Italy’s current approach to the Balkans is part of a bigger political endeavour. In his speech in Trieste, Tajani made reference to the term “enlarged Mediterranean” (“Mediterraneo allargato”) that has become fashionable among politicians, militaries and think tanks in the last years. The expression indicates an extended region that is allegedly influenced by the political and economic dynamics of the Mediterranean area.
The region has elastic borders and currently includes Turkey, the Middle East, Afghanistan, North Africa and Sub-Saharan countries. Political analysts consider the term a framework for an Italian expansionist policy in Africa, the Eastern Mediterranean and the Balkans focusing on trade and the energy industry.
The approach that the Italian government is drafting for the Balkans, suggests that Rome intends to pursue individual diplomacy to increase its economic profits.
Drawing on the current situation of Italy’s economic and political positioning in the region, the economic initiatives will concern especially Albania and Serbia, already its two major partners in the area.
This orientation will at the same time push Italy to disengage from contexts that do not offer the same economic opportunities, and from the EU enlargement process.
It is also important to recall that Rome’s involvement in the Balkans in the 1990s was not a success story. Italy’s poor strategy and unpreparedness to deal with migration was the direct or indirect cause or many tragedies in the Adriatic. The lack of collective instruments at the disposal of European states also incentivised and prolonged the conflicts in Yugoslavia.
Bilateral agreements are necessary to regulate peculiar matters between states that are connected to each other through different and contingent relations. However, Rome’s diplomatic agenda aims to use bilateral initiatives to favour Italy’s economic interests vis-à-vis Balkan states.
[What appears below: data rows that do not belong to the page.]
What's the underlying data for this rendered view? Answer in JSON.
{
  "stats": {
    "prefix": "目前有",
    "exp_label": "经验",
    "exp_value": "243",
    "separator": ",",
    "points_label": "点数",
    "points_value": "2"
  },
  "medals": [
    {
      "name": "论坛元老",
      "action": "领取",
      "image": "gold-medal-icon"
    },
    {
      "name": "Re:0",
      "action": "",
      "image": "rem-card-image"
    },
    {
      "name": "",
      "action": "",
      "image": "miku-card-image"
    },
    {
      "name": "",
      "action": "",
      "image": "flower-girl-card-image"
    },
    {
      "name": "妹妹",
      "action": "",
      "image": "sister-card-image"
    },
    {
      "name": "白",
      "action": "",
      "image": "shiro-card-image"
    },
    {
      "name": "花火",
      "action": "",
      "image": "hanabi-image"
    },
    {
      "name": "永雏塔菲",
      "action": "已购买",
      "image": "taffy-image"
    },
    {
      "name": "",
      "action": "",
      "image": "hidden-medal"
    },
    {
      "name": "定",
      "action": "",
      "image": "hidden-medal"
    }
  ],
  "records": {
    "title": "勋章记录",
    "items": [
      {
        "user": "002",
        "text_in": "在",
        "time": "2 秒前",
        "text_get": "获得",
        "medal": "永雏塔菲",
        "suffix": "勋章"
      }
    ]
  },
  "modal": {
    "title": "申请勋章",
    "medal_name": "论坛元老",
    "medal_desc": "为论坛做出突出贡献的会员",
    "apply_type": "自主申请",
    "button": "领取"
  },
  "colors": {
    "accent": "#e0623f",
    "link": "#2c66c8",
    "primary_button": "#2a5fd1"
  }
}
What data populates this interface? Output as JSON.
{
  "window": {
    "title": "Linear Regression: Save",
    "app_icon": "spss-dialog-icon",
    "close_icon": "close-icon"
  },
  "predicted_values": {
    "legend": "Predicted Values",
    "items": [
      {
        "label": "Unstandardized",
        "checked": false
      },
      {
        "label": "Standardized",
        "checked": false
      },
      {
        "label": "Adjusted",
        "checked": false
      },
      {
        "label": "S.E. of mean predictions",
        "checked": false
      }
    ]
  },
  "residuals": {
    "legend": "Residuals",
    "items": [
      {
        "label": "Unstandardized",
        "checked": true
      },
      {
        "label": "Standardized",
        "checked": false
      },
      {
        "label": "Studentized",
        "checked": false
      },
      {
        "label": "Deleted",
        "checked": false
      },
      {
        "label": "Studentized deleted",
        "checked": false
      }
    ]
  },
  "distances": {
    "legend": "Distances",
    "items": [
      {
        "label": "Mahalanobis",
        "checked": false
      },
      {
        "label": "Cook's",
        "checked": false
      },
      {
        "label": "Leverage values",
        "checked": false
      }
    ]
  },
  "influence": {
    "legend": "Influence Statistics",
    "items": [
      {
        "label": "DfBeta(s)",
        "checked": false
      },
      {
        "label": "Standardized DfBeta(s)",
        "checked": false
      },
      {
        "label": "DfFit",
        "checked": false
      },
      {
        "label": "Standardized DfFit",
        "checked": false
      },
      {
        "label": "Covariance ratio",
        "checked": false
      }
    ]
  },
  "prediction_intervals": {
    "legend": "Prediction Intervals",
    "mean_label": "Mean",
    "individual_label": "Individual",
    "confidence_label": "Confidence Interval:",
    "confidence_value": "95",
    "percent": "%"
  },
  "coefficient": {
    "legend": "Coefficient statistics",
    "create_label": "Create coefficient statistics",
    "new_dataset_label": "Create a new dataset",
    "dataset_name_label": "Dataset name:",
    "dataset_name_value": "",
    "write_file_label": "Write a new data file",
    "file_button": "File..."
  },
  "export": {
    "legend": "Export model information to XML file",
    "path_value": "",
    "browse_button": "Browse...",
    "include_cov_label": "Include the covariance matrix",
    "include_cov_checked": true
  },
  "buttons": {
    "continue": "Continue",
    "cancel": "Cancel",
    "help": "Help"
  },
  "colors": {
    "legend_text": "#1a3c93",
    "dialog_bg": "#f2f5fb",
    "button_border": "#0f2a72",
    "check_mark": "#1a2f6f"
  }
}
If universally extended, this logic might, however, end up reproducing a separation of the Balkans into “spheres of influence” – an idea that was in vogue at the turn of the 20th century.